= Task to complete =
When a line below holds the string "JSON", show that line.
*** Opening of Material to process ***
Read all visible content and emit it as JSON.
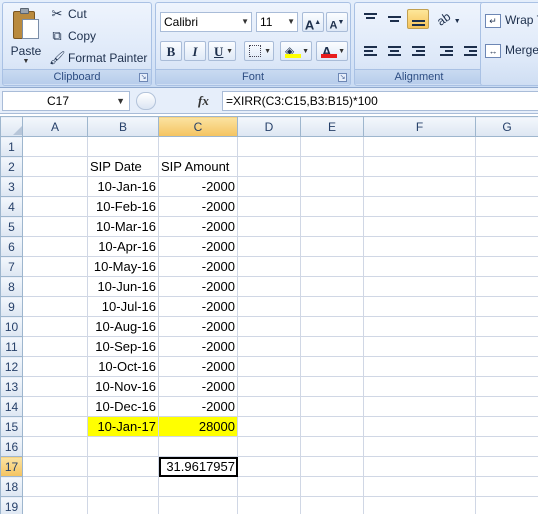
{
  "ribbon": {
    "clipboard": {
      "paste_label": "Paste",
      "cut_label": "Cut",
      "copy_label": "Copy",
      "format_painter_label": "Format Painter",
      "group_label": "Clipboard"
    },
    "font": {
      "name": "Calibri",
      "size": "11",
      "bold": "B",
      "italic": "I",
      "underline": "U",
      "font_color_glyph": "A",
      "grow_glyph": "A",
      "shrink_glyph": "A",
      "group_label": "Font",
      "fill_color": "#ffff00",
      "font_color": "#e81c1c"
    },
    "alignment": {
      "group_label": "Alignment",
      "orientation_glyph": "ab"
    },
    "wrap": {
      "wrap_label": "Wrap T",
      "merge_label": "Merge"
    }
  },
  "formula_bar": {
    "name_box": "C17",
    "fx": "fx",
    "formula": "=XIRR(C3:C15,B3:B15)*100"
  },
  "sheet": {
    "columns": [
      "A",
      "B",
      "C",
      "D",
      "E",
      "F",
      "G"
    ],
    "selected_column": "C",
    "selected_row": "17",
    "highlight_color": "#ffff00",
    "rows": [
      {
        "num": "1",
        "b": "",
        "c": ""
      },
      {
        "num": "2",
        "b": "SIP Date",
        "c": "SIP Amount"
      },
      {
        "num": "3",
        "b": "10-Jan-16",
        "c": "-2000"
      },
      {
        "num": "4",
        "b": "10-Feb-16",
        "c": "-2000"
      },
      {
        "num": "5",
        "b": "10-Mar-16",
        "c": "-2000"
      },
      {
        "num": "6",
        "b": "10-Apr-16",
        "c": "-2000"
      },
      {
        "num": "7",
        "b": "10-May-16",
        "c": "-2000"
      },
      {
        "num": "8",
        "b": "10-Jun-16",
        "c": "-2000"
      },
      {
        "num": "9",
        "b": "10-Jul-16",
        "c": "-2000"
      },
      {
        "num": "10",
        "b": "10-Aug-16",
        "c": "-2000"
      },
      {
        "num": "11",
        "b": "10-Sep-16",
        "c": "-2000"
      },
      {
        "num": "12",
        "b": "10-Oct-16",
        "c": "-2000"
      },
      {
        "num": "13",
        "b": "10-Nov-16",
        "c": "-2000"
      },
      {
        "num": "14",
        "b": "10-Dec-16",
        "c": "-2000"
      },
      {
        "num": "15",
        "b": "10-Jan-17",
        "c": "28000"
      },
      {
        "num": "16",
        "b": "",
        "c": ""
      },
      {
        "num": "17",
        "b": "",
        "c": "31.9617957"
      },
      {
        "num": "18",
        "b": "",
        "c": ""
      },
      {
        "num": "19",
        "b": "",
        "c": ""
      }
    ]
  }
}
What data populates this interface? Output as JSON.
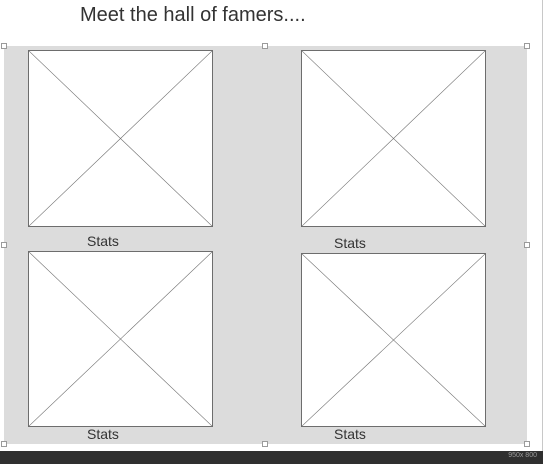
{
  "title": "Meet the hall of famers....",
  "cards": [
    {
      "label": "Stats"
    },
    {
      "label": "Stats"
    },
    {
      "label": "Stats"
    },
    {
      "label": "Stats"
    }
  ],
  "statusbar": {
    "canvas_size": "950x 800"
  },
  "colors": {
    "panel": "#dcdcdc",
    "placeholder_border": "#6d6d6d",
    "statusbar": "#2f2f2f"
  }
}
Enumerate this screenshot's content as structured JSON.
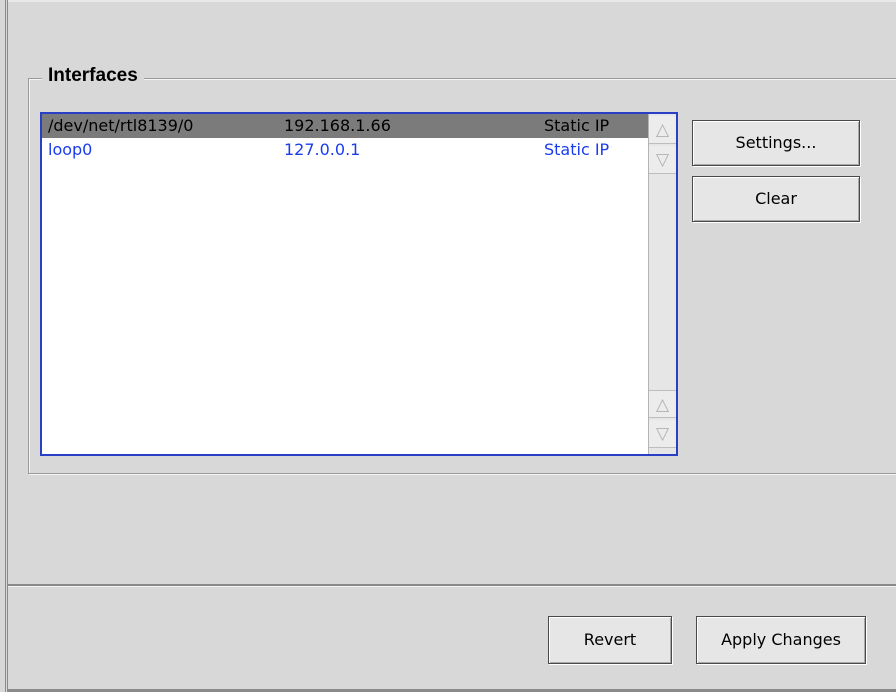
{
  "interfaces_group": {
    "title": "Interfaces",
    "list": {
      "rows": [
        {
          "device": "/dev/net/rtl8139/0",
          "address": "192.168.1.66",
          "type": "Static IP",
          "selected": true
        },
        {
          "device": "loop0",
          "address": "127.0.0.1",
          "type": "Static IP",
          "selected": false
        }
      ]
    },
    "scrollbar": {
      "up_glyph": "△",
      "down_glyph": "▽"
    },
    "buttons": {
      "settings_label": "Settings...",
      "clear_label": "Clear"
    }
  },
  "footer": {
    "revert_label": "Revert",
    "apply_label": "Apply Changes"
  },
  "colors": {
    "list_border": "#2a3fc8",
    "selected_row_bg": "#7b7b7b",
    "unselected_text": "#1a3cf0",
    "window_bg": "#d8d8d8"
  }
}
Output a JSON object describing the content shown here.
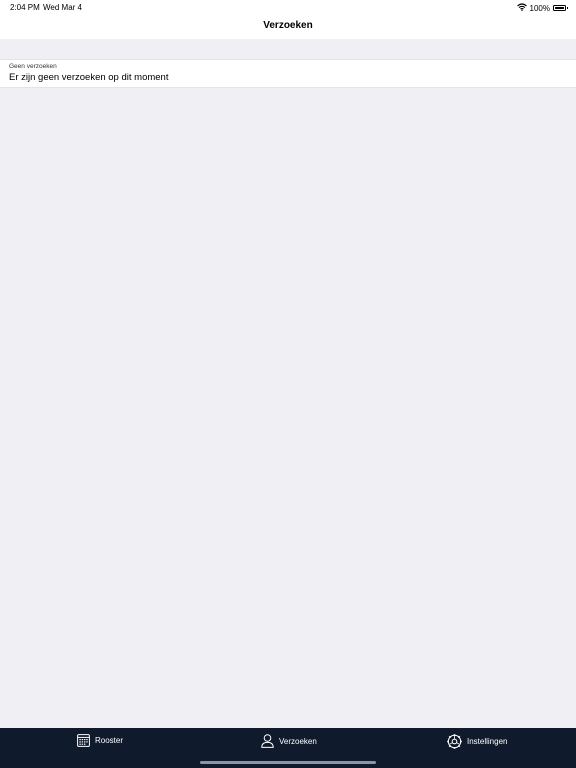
{
  "status_bar": {
    "time": "2:04 PM",
    "date": "Wed Mar 4",
    "battery": "100%",
    "battery_level": 1.0
  },
  "nav": {
    "title": "Verzoeken"
  },
  "list": {
    "items": [
      {
        "subtitle": "Geen verzoeken",
        "title": "Er zijn geen verzoeken op dit moment"
      }
    ]
  },
  "tab_bar": {
    "items": [
      {
        "label": "Rooster",
        "icon": "calendar-icon"
      },
      {
        "label": "Verzoeken",
        "icon": "person-icon"
      },
      {
        "label": "Instellingen",
        "icon": "gear-icon"
      }
    ]
  },
  "colors": {
    "background": "#efeff4",
    "tab_bar": "#0f1b2d",
    "surface": "#ffffff"
  }
}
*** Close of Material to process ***
= Task result =
Read all visible content and emit it as JSON.
What data populates this interface? Output as JSON.
Enumerate this screenshot's content as structured JSON.
Output a JSON object describing the content shown here.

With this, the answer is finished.